On 6th July, Star Girl embarked on her journey; flying to Star Boy across the skies, travelling over mountains, continents & leaving behind a life. Star Girl was so happy to be on her way to Star Boy. The skies were clear and she was on her way. The universe was smiling.

But the universe wasn't smiling for very long.
Star Girl got to her transit point. The point in her own country (aka the dreaded Terminal 5) where she would change vessels and continue her journey.
And then skies opened. Thunder & Lightning & heavy clouds blocked her path to Star Boy.
Star Girl spent hours & hours & hours in the dreaded Terminal 5.
Emotional hours - was it just a delay? PLEASE let it be just a delay.
At first the news was hopeful - just a two hour delay until she could take to the skies again.
But then the news changed to bad. There would be no vessels for her to board that evening.
Star Girl would not be meeting Star Boy.

So, Star Girl got her bags, got befriended by some two girls who took pity on Star Girl's tears, and waited in line after line: the re-ticketing line, the hotel coupon line then the hotel shuttle bus line. 3 hours later, Star Girl was in a hotel; nearer to Star Boy, but feeling so far away.

Then 7th July - Tanabata Day - came.
Would the skies have cleared enough for Star Girl to reach her new home?
With antrepidation & nervousness, Star Girl went back to the dreaded Terminal 5. She checked in with her new friends - everything seemed OK. The skies seemed clear - no sunshine, but no thunder.
Star Girl boarded her new vessel to carry her to Star Boy & 90 minutes later, she was in the arms of Star Boy.
The universe had smiled upon Star Girl & Star Boy & finally let them be together.

For those of you who are unfamiliar with the original Tanabata story, go here

04 July, 2009

The Worst is OVER!

The last few days have been some of the most stressful days in my life.
But i survived. I had numerous mini-meltdowns, but i got through it all.
I successfully moved out of my place, got my stuff shipped, had all the furniture taken away & came out of it all feeling a huge sense of freedom.

I know i'd been stressed, but i didn't realise how much until everything was over & i arrived here in Kurihama chez Michael & Shingo. When i got here, i finally felt free. I don't have anything to worry about - just getting to the airport on Monday morning. That's it. No boxes. No cubic metres. No packing. No moving companies. It's all done!

Still, there's a huge sense of dis-belief. Am i really doing this? Am I really going to Germany? Am i really going to leave Japan? YES! I AM!
1 week ago, moving was something that made my stomach clench & my appetite die
6 months ago, it seemed like a insurmountable mountain.
2 years ago, me leaving Japan was something i could not imagine or foresee.

And look where i am now. Wow.

Amazing where life leads us.

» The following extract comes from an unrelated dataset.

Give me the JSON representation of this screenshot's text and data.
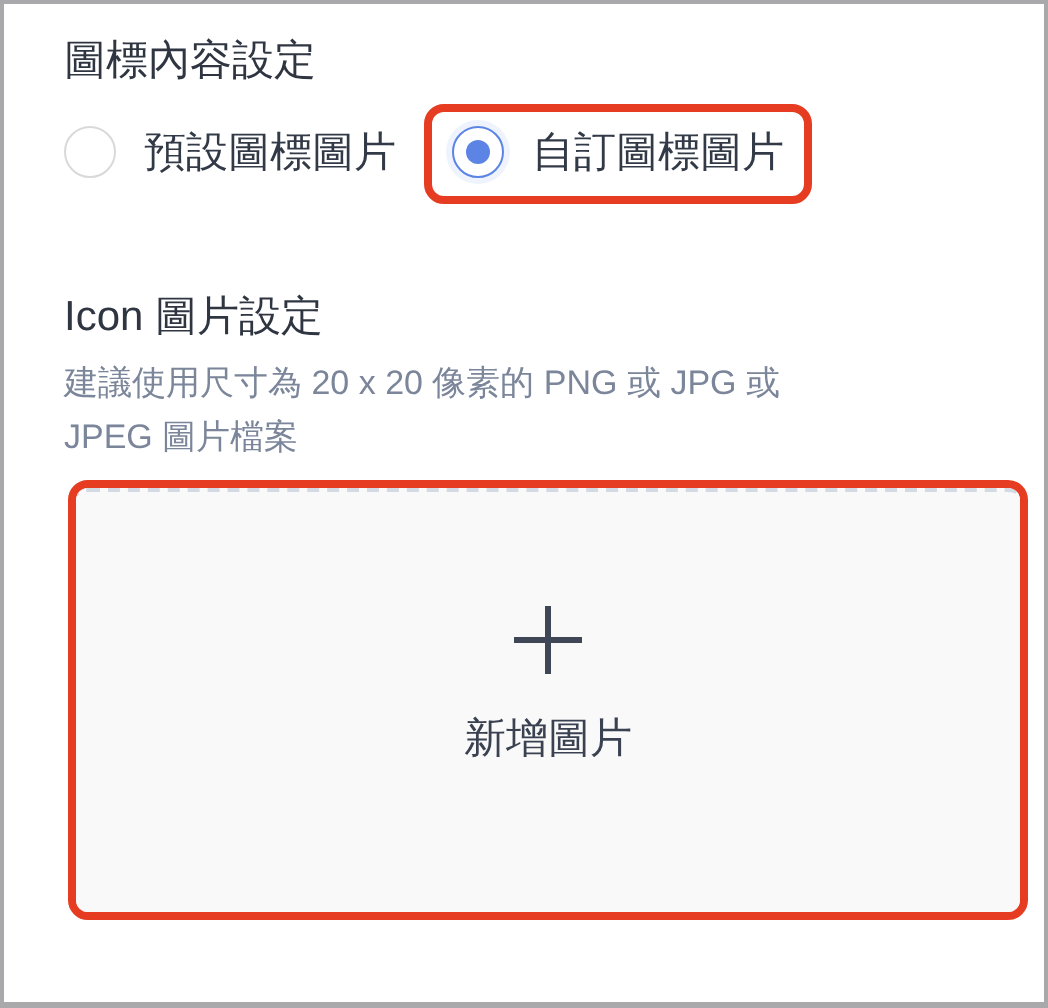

The only downer - and it's a huge one - has been the goodbyes. Have not been enjoying them at all. Guess that's only natural. Kind of weird though because usually i'm the one who's staying & my friends are leaving. And you know what? Despite the goodbyes being bloody hard, i think being left is so much harder than leaving. Of course it's hard saying goodbye, and I've had a lot - and the hardest goodbyes are yet to come - but i'm so excited about moving forward. That's not to say i won't miss Japan. Of course i will. But i am really excited about my new European life.

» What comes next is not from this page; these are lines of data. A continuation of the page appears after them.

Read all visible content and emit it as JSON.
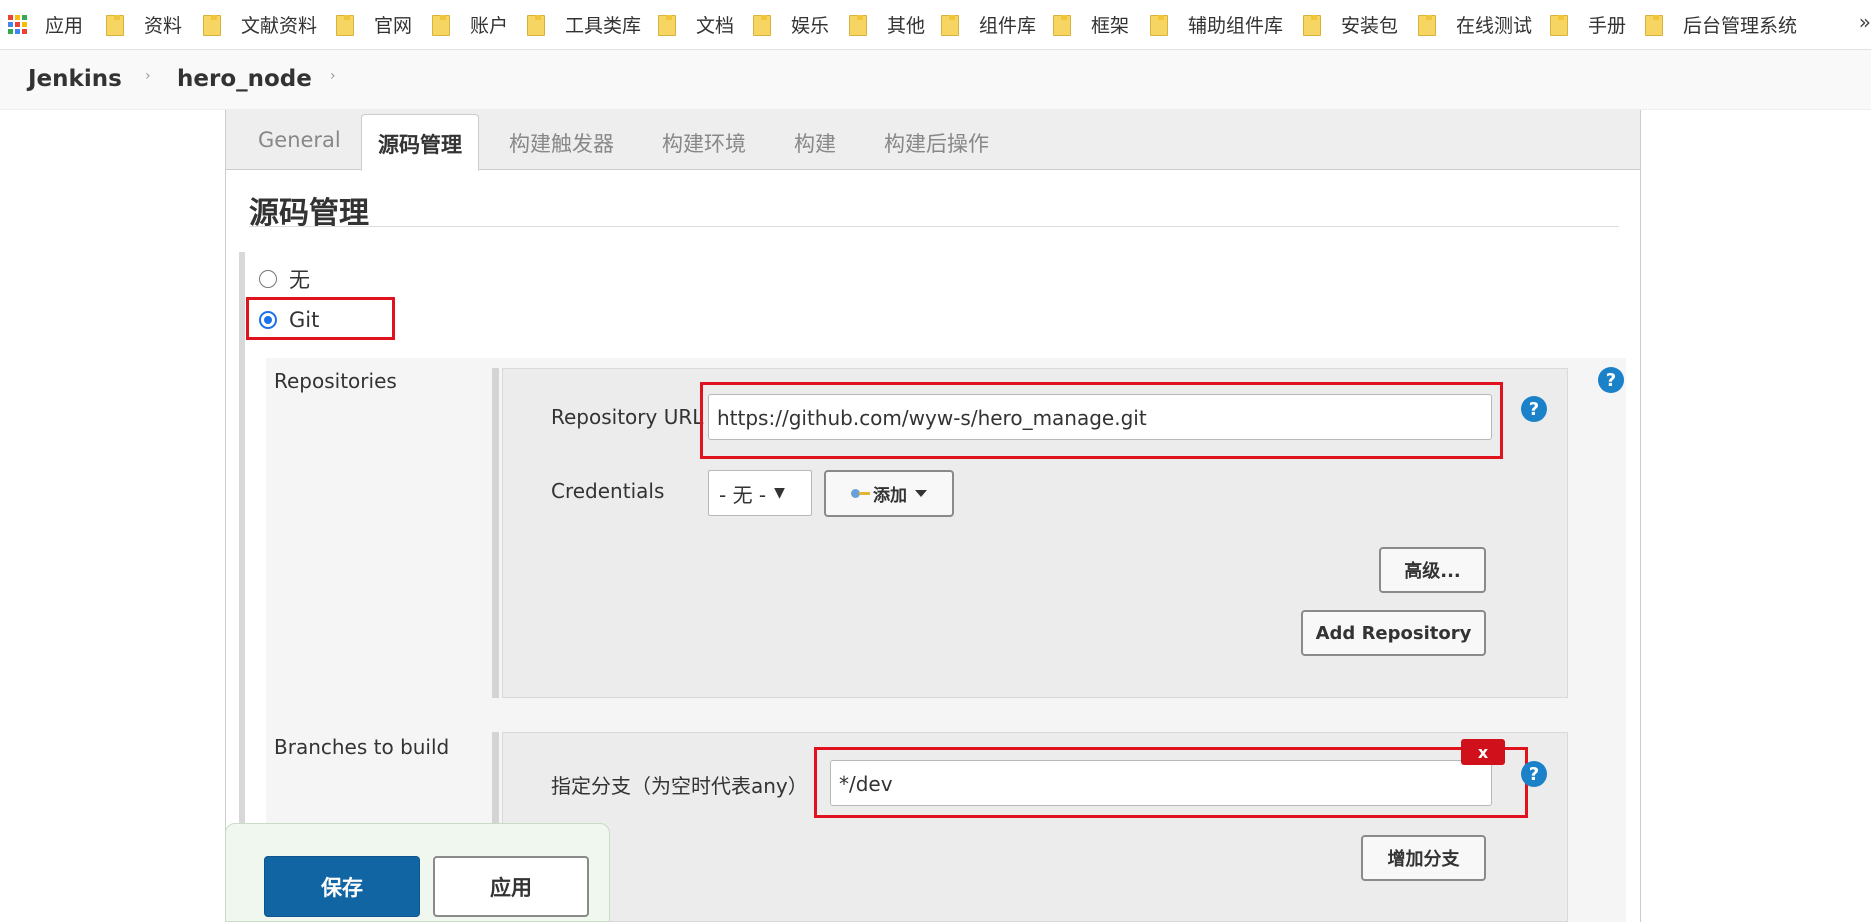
{
  "bookmarks": {
    "apps_label": "应用",
    "items": [
      "资料",
      "文献资料",
      "官网",
      "账户",
      "工具类库",
      "文档",
      "娱乐",
      "其他",
      "组件库",
      "框架",
      "辅助组件库",
      "安装包",
      "在线测试",
      "手册",
      "后台管理系统"
    ],
    "more": "»"
  },
  "breadcrumb": {
    "items": [
      "Jenkins",
      "hero_node"
    ],
    "separator": "›"
  },
  "tabs": [
    "General",
    "源码管理",
    "构建触发器",
    "构建环境",
    "构建",
    "构建后操作"
  ],
  "active_tab": "源码管理",
  "section": {
    "title": "源码管理"
  },
  "scm": {
    "option_none": "无",
    "option_git": "Git",
    "selected": "Git"
  },
  "repositories": {
    "label": "Repositories",
    "url_label": "Repository URL",
    "url_value": "https://github.com/wyw-s/hero_manage.git",
    "credentials_label": "Credentials",
    "credentials_value": "- 无 -",
    "add_label": "添加",
    "advanced_label": "高级...",
    "add_repository_label": "Add Repository",
    "help": "?"
  },
  "branches": {
    "label": "Branches to build",
    "branch_label": "指定分支（为空时代表any）",
    "branch_value": "*/dev",
    "delete_label": "x",
    "add_branch_label": "增加分支",
    "help": "?"
  },
  "actions": {
    "save_label": "保存",
    "apply_label": "应用"
  },
  "colors": {
    "highlight": "#e0121d",
    "primary": "#1265a3",
    "help": "#1b82c9",
    "radio_checked": "#1a73e8"
  }
}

But yes. Enough random thoughts.

This will be, most likely, my last post from Japan.

So, Japan, thank you for being one the most fascinating & frustrating friends - always around me. I grew up here, and became me here. Japan will always be with me.

My J-friends. My one regret is that Metropolis life is too crazy that i couldn't have spent more time with you all. You've all been important to me in many different ways. Some of you have been my sounding boards, some of you have been my shoulder to cry on, some of you have been my slice of home, some of you have opened my eyes to the world, some of you have been my drinking buddies. And some of you have been all of the above.
So, for that, thank you. I'll miss you all, but this is NOT the end. I'll definitely be back with The German for a visit at some point. And you'll always be welcome in Germany.

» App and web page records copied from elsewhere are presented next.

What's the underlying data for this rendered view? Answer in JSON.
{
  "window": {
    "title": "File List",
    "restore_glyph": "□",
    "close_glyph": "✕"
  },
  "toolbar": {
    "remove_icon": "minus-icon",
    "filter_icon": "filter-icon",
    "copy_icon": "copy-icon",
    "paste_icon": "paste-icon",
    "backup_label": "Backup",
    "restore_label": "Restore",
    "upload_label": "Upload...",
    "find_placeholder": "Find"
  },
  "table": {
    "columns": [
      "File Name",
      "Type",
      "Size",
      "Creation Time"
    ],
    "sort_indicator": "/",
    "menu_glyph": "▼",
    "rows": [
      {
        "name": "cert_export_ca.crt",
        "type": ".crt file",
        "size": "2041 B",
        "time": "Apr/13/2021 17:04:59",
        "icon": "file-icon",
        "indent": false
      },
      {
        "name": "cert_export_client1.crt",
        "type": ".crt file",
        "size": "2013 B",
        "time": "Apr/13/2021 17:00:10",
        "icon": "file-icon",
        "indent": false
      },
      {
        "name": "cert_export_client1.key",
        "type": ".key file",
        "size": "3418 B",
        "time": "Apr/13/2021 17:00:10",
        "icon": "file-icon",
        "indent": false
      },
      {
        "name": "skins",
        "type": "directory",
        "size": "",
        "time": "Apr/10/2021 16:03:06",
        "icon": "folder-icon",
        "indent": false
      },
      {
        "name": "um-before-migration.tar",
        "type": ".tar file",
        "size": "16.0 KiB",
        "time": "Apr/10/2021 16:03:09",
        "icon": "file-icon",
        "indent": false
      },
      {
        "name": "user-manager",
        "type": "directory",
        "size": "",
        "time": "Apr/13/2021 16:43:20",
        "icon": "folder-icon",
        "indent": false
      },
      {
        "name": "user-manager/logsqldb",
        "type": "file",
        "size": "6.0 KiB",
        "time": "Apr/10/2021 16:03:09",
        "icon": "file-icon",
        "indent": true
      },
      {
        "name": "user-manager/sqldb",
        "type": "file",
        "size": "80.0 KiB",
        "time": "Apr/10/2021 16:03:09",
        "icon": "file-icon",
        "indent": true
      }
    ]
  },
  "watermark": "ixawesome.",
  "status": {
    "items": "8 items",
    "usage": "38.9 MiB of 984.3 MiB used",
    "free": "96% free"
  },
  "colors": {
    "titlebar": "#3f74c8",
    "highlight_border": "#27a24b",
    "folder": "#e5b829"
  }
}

And failing that, you can always read about my new German adventures here.

Going to stop writing now, before i make myself cry....